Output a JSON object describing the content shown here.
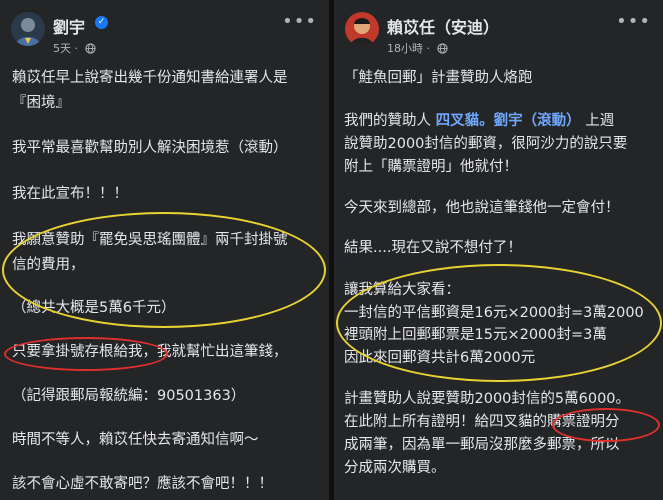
{
  "left_post": {
    "author": "劉宇",
    "time": "5天",
    "lines": [
      "賴苡任早上說寄出幾千份通知書給連署人是",
      "『困境』",
      "我平常最喜歡幫助別人解決困境惹（滾動）",
      "我在此宣布！！！",
      "我願意贊助『罷免吳思瑤團體』兩千封掛號",
      "信的費用，",
      "（總共大概是5萬6千元）",
      "只要拿掛號存根給我，我就幫忙出這筆錢，",
      "（記得跟郵局報統編：90501363）",
      "時間不等人，賴苡任快去寄通知信啊～",
      "該不會心虛不敢寄吧？應該不會吧！！！"
    ]
  },
  "right_post": {
    "author": "賴苡任（安迪）",
    "time": "18小時",
    "line1": "「鮭魚回郵」計畫贊助人烙跑",
    "line2_prefix": "我們的贊助人 ",
    "line2_link1": "四叉貓",
    "line2_dot": "。",
    "line2_link2": "劉宇（滾動）",
    "line2_suffix": " 上週",
    "line3": "說贊助2000封信的郵資，很阿沙力的說只要",
    "line4": "附上「購票證明」他就付！",
    "line5": "今天來到總部，他也說這筆錢他一定會付！",
    "line6": "結果....現在又說不想付了！",
    "line7": "讓我算給大家看：",
    "line8": "一封信的平信郵資是16元×2000封=3萬2000",
    "line9": "裡頭附上回郵郵票是15元×2000封=3萬",
    "line10": "因此來回郵資共計6萬2000元",
    "line11": "計畫贊助人說要贊助2000封信的5萬6000。",
    "line12": "在此附上所有證明！給四叉貓的購票證明分",
    "line13": "成兩筆，因為單一郵局沒那麼多郵票，所以",
    "line14": "分成兩次購買。"
  },
  "colors": {
    "panel_bg": "#242526",
    "text": "#e4e6eb",
    "secondary_text": "#b0b3b8",
    "link": "#6fa8ff",
    "verified_badge": "#1877f2",
    "highlight_yellow": "#e8d233",
    "highlight_red": "#e0302e"
  },
  "icons": [
    "verified-badge-icon",
    "globe-icon",
    "more-options-icon"
  ]
}
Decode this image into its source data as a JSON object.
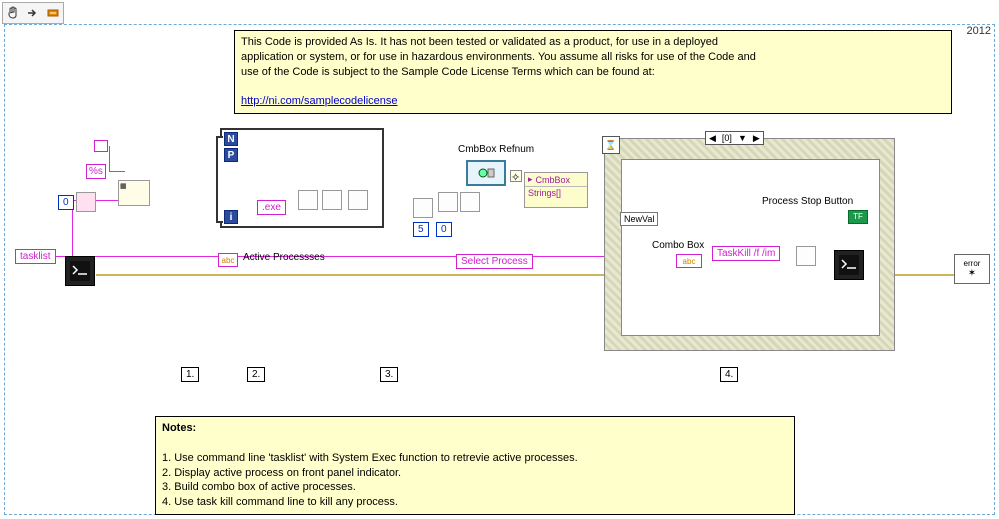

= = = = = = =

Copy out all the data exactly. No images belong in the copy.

▶ _Response area_:
Output a JSON object describing the content shown here.
{
  "left_post": {
    "author": "劉宇",
    "time": "5天",
    "lines": [
      "賴苡任早上說寄出幾千份通知書給連署人是",
      "『困境』",
      "我平常最喜歡幫助別人解決困境惹（滾動）",
      "我在此宣布！！！",
      "我願意贊助『罷免吳思瑤團體』兩千封掛號",
      "信的費用，",
      "（總共大概是5萬6千元）",
      "只要拿掛號存根給我，我就幫忙出這筆錢，",
      "（記得跟郵局報統編：90501363）",
      "時間不等人，賴苡任快去寄通知信啊～",
      "該不會心虛不敢寄吧？應該不會吧！！！"
    ]
  },
  "right_post": {
    "author": "賴苡任（安迪）",
    "time": "18小時",
    "line1": "「鮭魚回郵」計畫贊助人烙跑",
    "line2_prefix": "我們的贊助人 ",
    "line2_link1": "四叉貓",
    "line2_dot": "。",
    "line2_link2": "劉宇（滾動）",
    "line2_suffix": " 上週",
    "line3": "說贊助2000封信的郵資，很阿沙力的說只要",
    "line4": "附上「購票證明」他就付！",
    "line5": "今天來到總部，他也說這筆錢他一定會付！",
    "line6": "結果....現在又說不想付了！",
    "line7": "讓我算給大家看：",
    "line8": "一封信的平信郵資是16元×2000封=3萬2000",
    "line9": "裡頭附上回郵郵票是15元×2000封=3萬",
    "line10": "因此來回郵資共計6萬2000元",
    "line11": "計畫贊助人說要贊助2000封信的5萬6000。",
    "line12": "在此附上所有證明！給四叉貓的購票證明分",
    "line13": "成兩筆，因為單一郵局沒那麼多郵票，所以",
    "line14": "分成兩次購買。"
  },
  "colors": {
    "panel_bg": "#242526",
    "text": "#e4e6eb",
    "secondary_text": "#b0b3b8",
    "link": "#6fa8ff",
    "verified_badge": "#1877f2",
    "highlight_yellow": "#e8d233",
    "highlight_red": "#e0302e"
  },
  "icons": [
    "verified-badge-icon",
    "globe-icon",
    "more-options-icon"
  ]
}
Decode this image into its source data as a JSON object.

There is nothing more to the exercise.